Bloomberg Anywhere Remote Login Bloomberg Terminal Demo Request


Connecting decision makers to a dynamic network of information, people and ideas, Bloomberg quickly and accurately delivers business and financial information, news and insight around the world.


Financial Products

Enterprise Products


Customer Support

  • Americas

    +1 212 318 2000

  • Europe, Middle East, & Africa

    +44 20 7330 7500

  • Asia Pacific

    +65 6212 1000


Industry Products

Media Services

Follow Us

Bloomberg Customers

Businessweek Archives

The Best Defense Remains A Good Offense

Bits & Bytes


INFORMATION ABOUT EVEN well-publicized security glitches and hacker attacks on corporate networks is often skimpy in details. That leaves many execs to wonder just how dangerous a particular security flaw might be, let alone how to prevent it on their corporate network. Axent Technologies Inc., a software maker in Rockville, Md., figures that the best first-line defense against hackers and security loopholes is intelligence.

Axent Vice-President Robert A. Clyde says the company, which makes Internet "firewalls" and other Net security software products, already has detailed information on more than 50 potential network-safeguard problems--many of them discovered by Axent's "SWAT" team of "ethical hackers." By publishing all of the details on its SWAT Web site, Axent believes it can help busy information-systems managers stay on top of serious Net issues--and perhaps steer them to Axent's security products. More than just a marketing tool, however, the site ( swat.htm) also links to bug fixes on other software makers' Web sites. And the SWAT page maintains links to hard-to-find Web sites that are home to hackers, making it an easy starting point for those interested in the hacker culture.EDITED BY PAUL M. ENGReturn to top


JOHN T. OPINCAR KNOWS from experience that PCs and hamburgers don't mix. In 1992, he was selling restaurant-management software and computers to Bexar Burgers, Inc., a local fast-food chain in San Antonio. But when summer arrived, the installed PCs would quit, halted by the heat and grease-laden air.

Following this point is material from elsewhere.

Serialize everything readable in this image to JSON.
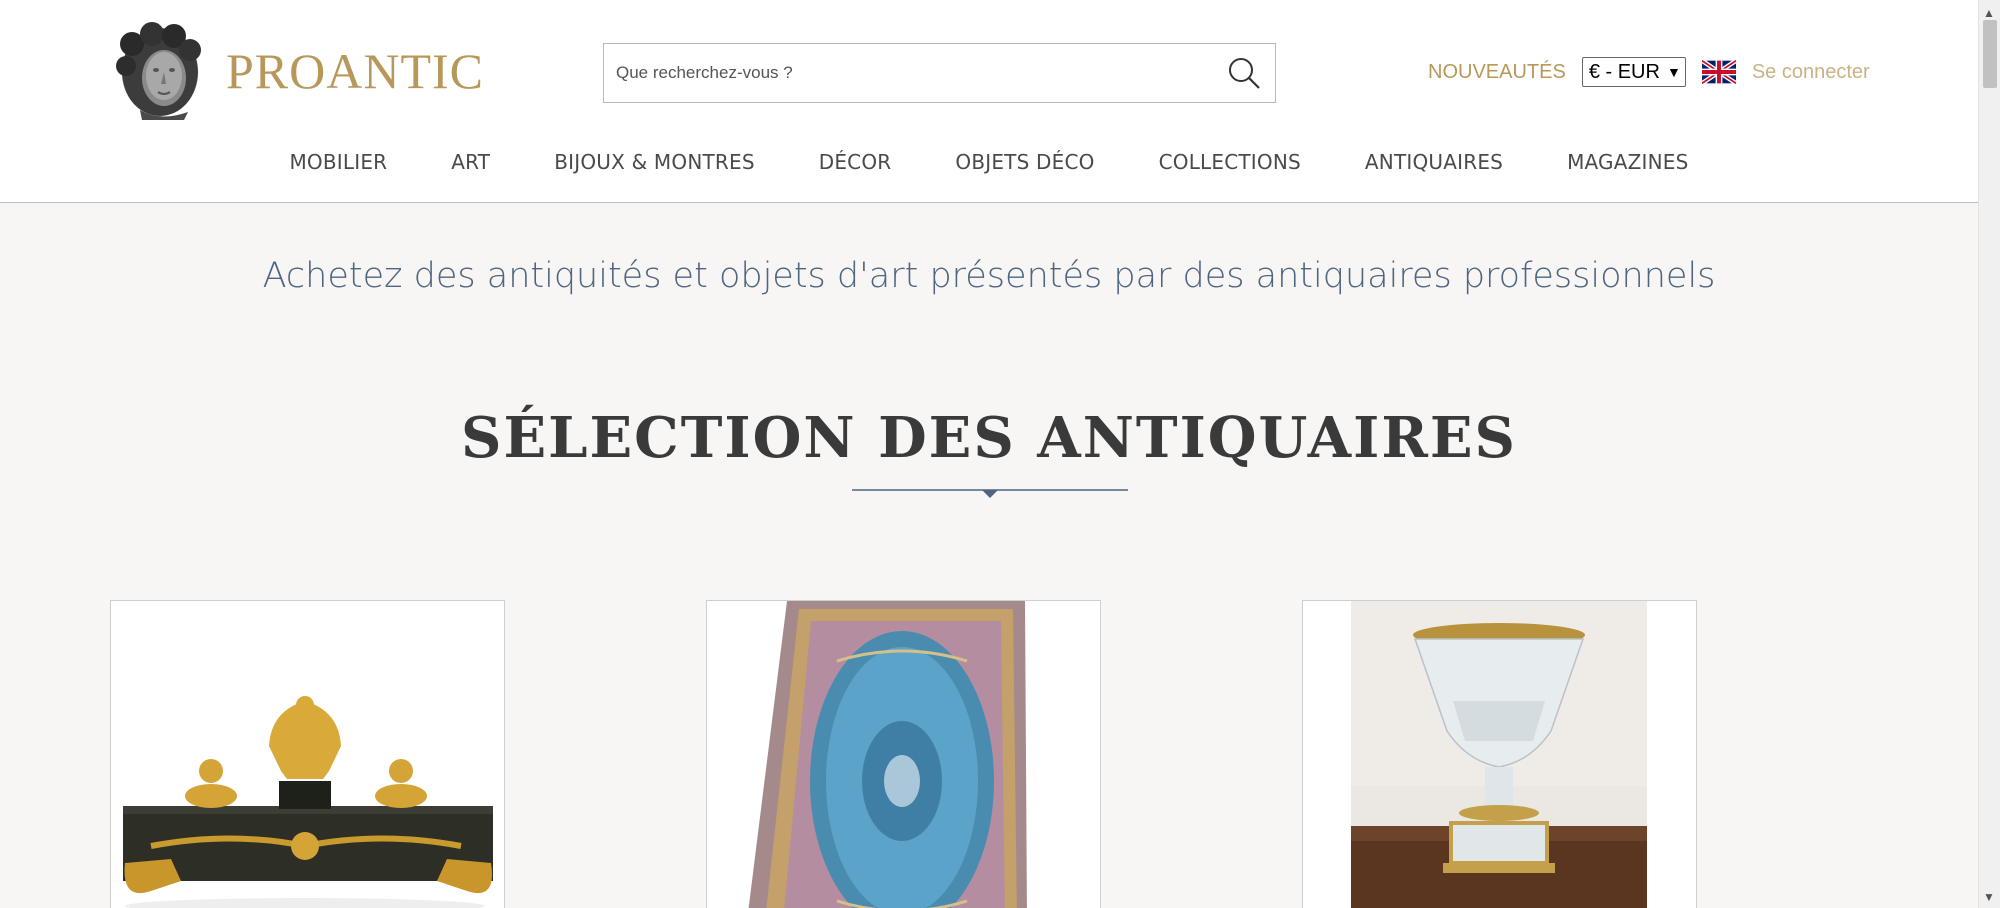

His response: startup Iron Computer Corp. The Austin (Tex.) company developed an environmentally sealed PC with built-in air conditioning, fail-safe power supply, and a composite shell. Opincar thinks his Iron PCs, which start at $1,600, will thrive in harsh environments where office PCs often fail. And while Iron PCs won't begin shipping until this fall, Opincar is now trying to finance his company through an initial public offering solely over the Internet. He hopes to raise $1.2 million to $9.4 million. So far, Iron Computer has posted a loss of $381,000 for the nine months ended April 30.

Opincar's previous company, Flexsales Systems Inc., foundered in 1995 after a dispute with Sears, Roebuck & Co. over the moniker of his first machines: Diehard PCs. This time, he hopes Iron PCs will be a hot seller.EDITED BY PAUL M. ENG By Gary McWilliamsReturn to top


WHEN IS A COMPUTER MOUSE not a mouse? When it's a cat. To keep up with the added capabilities in Microsoft's Windows 95 operating system and the ever-growing influence of Web browsers, Cirque Corp. has introduced its Cat series of touchpads.

The new $29 Easy Cat features a textured area in the upper right corner that mimics the right button of a typical mouse. That gives Cat users the same capability as double-tapping on the right to bring up a standard pop-up window for such tasks as creating a new document. Another model, the $49 Smart Cat, adds two textured buttons, labeled "forward" and "back," at the top of the pad to navigate Web pages without having to move the on-screen cursor. Scrolling down a long Web page requires just a swipe of a finger down a textured strip on the right side of the pad. And the top-of-the-line $79 Power Cat features a stylus to easily add digital signatures to on-screen documents. The Cats are due in computer stores by Aug. 1.EDITED BY PAUL M. ENGReturn to top

blog comments powered by Disqus